ABOUT THIS EXERCISE
Each line of the data is to be output verbatim, with the images removed.

### DATA RECORDS ###

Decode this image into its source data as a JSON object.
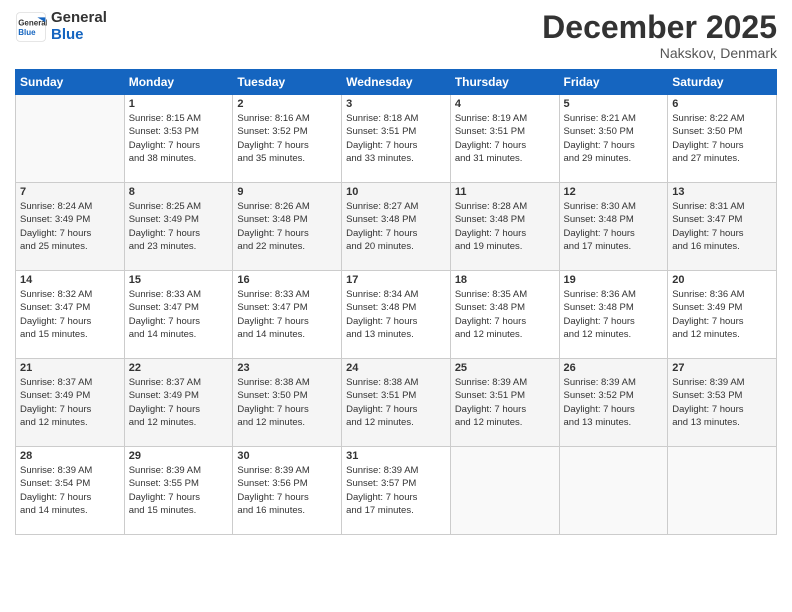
{
  "logo": {
    "line1": "General",
    "line2": "Blue"
  },
  "header": {
    "month": "December 2025",
    "location": "Nakskov, Denmark"
  },
  "days_header": [
    "Sunday",
    "Monday",
    "Tuesday",
    "Wednesday",
    "Thursday",
    "Friday",
    "Saturday"
  ],
  "weeks": [
    [
      {
        "num": "",
        "info": ""
      },
      {
        "num": "1",
        "info": "Sunrise: 8:15 AM\nSunset: 3:53 PM\nDaylight: 7 hours\nand 38 minutes."
      },
      {
        "num": "2",
        "info": "Sunrise: 8:16 AM\nSunset: 3:52 PM\nDaylight: 7 hours\nand 35 minutes."
      },
      {
        "num": "3",
        "info": "Sunrise: 8:18 AM\nSunset: 3:51 PM\nDaylight: 7 hours\nand 33 minutes."
      },
      {
        "num": "4",
        "info": "Sunrise: 8:19 AM\nSunset: 3:51 PM\nDaylight: 7 hours\nand 31 minutes."
      },
      {
        "num": "5",
        "info": "Sunrise: 8:21 AM\nSunset: 3:50 PM\nDaylight: 7 hours\nand 29 minutes."
      },
      {
        "num": "6",
        "info": "Sunrise: 8:22 AM\nSunset: 3:50 PM\nDaylight: 7 hours\nand 27 minutes."
      }
    ],
    [
      {
        "num": "7",
        "info": "Sunrise: 8:24 AM\nSunset: 3:49 PM\nDaylight: 7 hours\nand 25 minutes."
      },
      {
        "num": "8",
        "info": "Sunrise: 8:25 AM\nSunset: 3:49 PM\nDaylight: 7 hours\nand 23 minutes."
      },
      {
        "num": "9",
        "info": "Sunrise: 8:26 AM\nSunset: 3:48 PM\nDaylight: 7 hours\nand 22 minutes."
      },
      {
        "num": "10",
        "info": "Sunrise: 8:27 AM\nSunset: 3:48 PM\nDaylight: 7 hours\nand 20 minutes."
      },
      {
        "num": "11",
        "info": "Sunrise: 8:28 AM\nSunset: 3:48 PM\nDaylight: 7 hours\nand 19 minutes."
      },
      {
        "num": "12",
        "info": "Sunrise: 8:30 AM\nSunset: 3:48 PM\nDaylight: 7 hours\nand 17 minutes."
      },
      {
        "num": "13",
        "info": "Sunrise: 8:31 AM\nSunset: 3:47 PM\nDaylight: 7 hours\nand 16 minutes."
      }
    ],
    [
      {
        "num": "14",
        "info": "Sunrise: 8:32 AM\nSunset: 3:47 PM\nDaylight: 7 hours\nand 15 minutes."
      },
      {
        "num": "15",
        "info": "Sunrise: 8:33 AM\nSunset: 3:47 PM\nDaylight: 7 hours\nand 14 minutes."
      },
      {
        "num": "16",
        "info": "Sunrise: 8:33 AM\nSunset: 3:47 PM\nDaylight: 7 hours\nand 14 minutes."
      },
      {
        "num": "17",
        "info": "Sunrise: 8:34 AM\nSunset: 3:48 PM\nDaylight: 7 hours\nand 13 minutes."
      },
      {
        "num": "18",
        "info": "Sunrise: 8:35 AM\nSunset: 3:48 PM\nDaylight: 7 hours\nand 12 minutes."
      },
      {
        "num": "19",
        "info": "Sunrise: 8:36 AM\nSunset: 3:48 PM\nDaylight: 7 hours\nand 12 minutes."
      },
      {
        "num": "20",
        "info": "Sunrise: 8:36 AM\nSunset: 3:49 PM\nDaylight: 7 hours\nand 12 minutes."
      }
    ],
    [
      {
        "num": "21",
        "info": "Sunrise: 8:37 AM\nSunset: 3:49 PM\nDaylight: 7 hours\nand 12 minutes."
      },
      {
        "num": "22",
        "info": "Sunrise: 8:37 AM\nSunset: 3:49 PM\nDaylight: 7 hours\nand 12 minutes."
      },
      {
        "num": "23",
        "info": "Sunrise: 8:38 AM\nSunset: 3:50 PM\nDaylight: 7 hours\nand 12 minutes."
      },
      {
        "num": "24",
        "info": "Sunrise: 8:38 AM\nSunset: 3:51 PM\nDaylight: 7 hours\nand 12 minutes."
      },
      {
        "num": "25",
        "info": "Sunrise: 8:39 AM\nSunset: 3:51 PM\nDaylight: 7 hours\nand 12 minutes."
      },
      {
        "num": "26",
        "info": "Sunrise: 8:39 AM\nSunset: 3:52 PM\nDaylight: 7 hours\nand 13 minutes."
      },
      {
        "num": "27",
        "info": "Sunrise: 8:39 AM\nSunset: 3:53 PM\nDaylight: 7 hours\nand 13 minutes."
      }
    ],
    [
      {
        "num": "28",
        "info": "Sunrise: 8:39 AM\nSunset: 3:54 PM\nDaylight: 7 hours\nand 14 minutes."
      },
      {
        "num": "29",
        "info": "Sunrise: 8:39 AM\nSunset: 3:55 PM\nDaylight: 7 hours\nand 15 minutes."
      },
      {
        "num": "30",
        "info": "Sunrise: 8:39 AM\nSunset: 3:56 PM\nDaylight: 7 hours\nand 16 minutes."
      },
      {
        "num": "31",
        "info": "Sunrise: 8:39 AM\nSunset: 3:57 PM\nDaylight: 7 hours\nand 17 minutes."
      },
      {
        "num": "",
        "info": ""
      },
      {
        "num": "",
        "info": ""
      },
      {
        "num": "",
        "info": ""
      }
    ]
  ]
}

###

RESPONSE TO THIS EXERCISE
Decode this image into its source data as a JSON object.
{
  "logo": {
    "line1": "General",
    "line2": "Blue"
  },
  "header": {
    "month": "December 2025",
    "location": "Nakskov, Denmark"
  },
  "days_header": [
    "Sunday",
    "Monday",
    "Tuesday",
    "Wednesday",
    "Thursday",
    "Friday",
    "Saturday"
  ],
  "weeks": [
    [
      {
        "num": "",
        "info": ""
      },
      {
        "num": "1",
        "info": "Sunrise: 8:15 AM\nSunset: 3:53 PM\nDaylight: 7 hours\nand 38 minutes."
      },
      {
        "num": "2",
        "info": "Sunrise: 8:16 AM\nSunset: 3:52 PM\nDaylight: 7 hours\nand 35 minutes."
      },
      {
        "num": "3",
        "info": "Sunrise: 8:18 AM\nSunset: 3:51 PM\nDaylight: 7 hours\nand 33 minutes."
      },
      {
        "num": "4",
        "info": "Sunrise: 8:19 AM\nSunset: 3:51 PM\nDaylight: 7 hours\nand 31 minutes."
      },
      {
        "num": "5",
        "info": "Sunrise: 8:21 AM\nSunset: 3:50 PM\nDaylight: 7 hours\nand 29 minutes."
      },
      {
        "num": "6",
        "info": "Sunrise: 8:22 AM\nSunset: 3:50 PM\nDaylight: 7 hours\nand 27 minutes."
      }
    ],
    [
      {
        "num": "7",
        "info": "Sunrise: 8:24 AM\nSunset: 3:49 PM\nDaylight: 7 hours\nand 25 minutes."
      },
      {
        "num": "8",
        "info": "Sunrise: 8:25 AM\nSunset: 3:49 PM\nDaylight: 7 hours\nand 23 minutes."
      },
      {
        "num": "9",
        "info": "Sunrise: 8:26 AM\nSunset: 3:48 PM\nDaylight: 7 hours\nand 22 minutes."
      },
      {
        "num": "10",
        "info": "Sunrise: 8:27 AM\nSunset: 3:48 PM\nDaylight: 7 hours\nand 20 minutes."
      },
      {
        "num": "11",
        "info": "Sunrise: 8:28 AM\nSunset: 3:48 PM\nDaylight: 7 hours\nand 19 minutes."
      },
      {
        "num": "12",
        "info": "Sunrise: 8:30 AM\nSunset: 3:48 PM\nDaylight: 7 hours\nand 17 minutes."
      },
      {
        "num": "13",
        "info": "Sunrise: 8:31 AM\nSunset: 3:47 PM\nDaylight: 7 hours\nand 16 minutes."
      }
    ],
    [
      {
        "num": "14",
        "info": "Sunrise: 8:32 AM\nSunset: 3:47 PM\nDaylight: 7 hours\nand 15 minutes."
      },
      {
        "num": "15",
        "info": "Sunrise: 8:33 AM\nSunset: 3:47 PM\nDaylight: 7 hours\nand 14 minutes."
      },
      {
        "num": "16",
        "info": "Sunrise: 8:33 AM\nSunset: 3:47 PM\nDaylight: 7 hours\nand 14 minutes."
      },
      {
        "num": "17",
        "info": "Sunrise: 8:34 AM\nSunset: 3:48 PM\nDaylight: 7 hours\nand 13 minutes."
      },
      {
        "num": "18",
        "info": "Sunrise: 8:35 AM\nSunset: 3:48 PM\nDaylight: 7 hours\nand 12 minutes."
      },
      {
        "num": "19",
        "info": "Sunrise: 8:36 AM\nSunset: 3:48 PM\nDaylight: 7 hours\nand 12 minutes."
      },
      {
        "num": "20",
        "info": "Sunrise: 8:36 AM\nSunset: 3:49 PM\nDaylight: 7 hours\nand 12 minutes."
      }
    ],
    [
      {
        "num": "21",
        "info": "Sunrise: 8:37 AM\nSunset: 3:49 PM\nDaylight: 7 hours\nand 12 minutes."
      },
      {
        "num": "22",
        "info": "Sunrise: 8:37 AM\nSunset: 3:49 PM\nDaylight: 7 hours\nand 12 minutes."
      },
      {
        "num": "23",
        "info": "Sunrise: 8:38 AM\nSunset: 3:50 PM\nDaylight: 7 hours\nand 12 minutes."
      },
      {
        "num": "24",
        "info": "Sunrise: 8:38 AM\nSunset: 3:51 PM\nDaylight: 7 hours\nand 12 minutes."
      },
      {
        "num": "25",
        "info": "Sunrise: 8:39 AM\nSunset: 3:51 PM\nDaylight: 7 hours\nand 12 minutes."
      },
      {
        "num": "26",
        "info": "Sunrise: 8:39 AM\nSunset: 3:52 PM\nDaylight: 7 hours\nand 13 minutes."
      },
      {
        "num": "27",
        "info": "Sunrise: 8:39 AM\nSunset: 3:53 PM\nDaylight: 7 hours\nand 13 minutes."
      }
    ],
    [
      {
        "num": "28",
        "info": "Sunrise: 8:39 AM\nSunset: 3:54 PM\nDaylight: 7 hours\nand 14 minutes."
      },
      {
        "num": "29",
        "info": "Sunrise: 8:39 AM\nSunset: 3:55 PM\nDaylight: 7 hours\nand 15 minutes."
      },
      {
        "num": "30",
        "info": "Sunrise: 8:39 AM\nSunset: 3:56 PM\nDaylight: 7 hours\nand 16 minutes."
      },
      {
        "num": "31",
        "info": "Sunrise: 8:39 AM\nSunset: 3:57 PM\nDaylight: 7 hours\nand 17 minutes."
      },
      {
        "num": "",
        "info": ""
      },
      {
        "num": "",
        "info": ""
      },
      {
        "num": "",
        "info": ""
      }
    ]
  ]
}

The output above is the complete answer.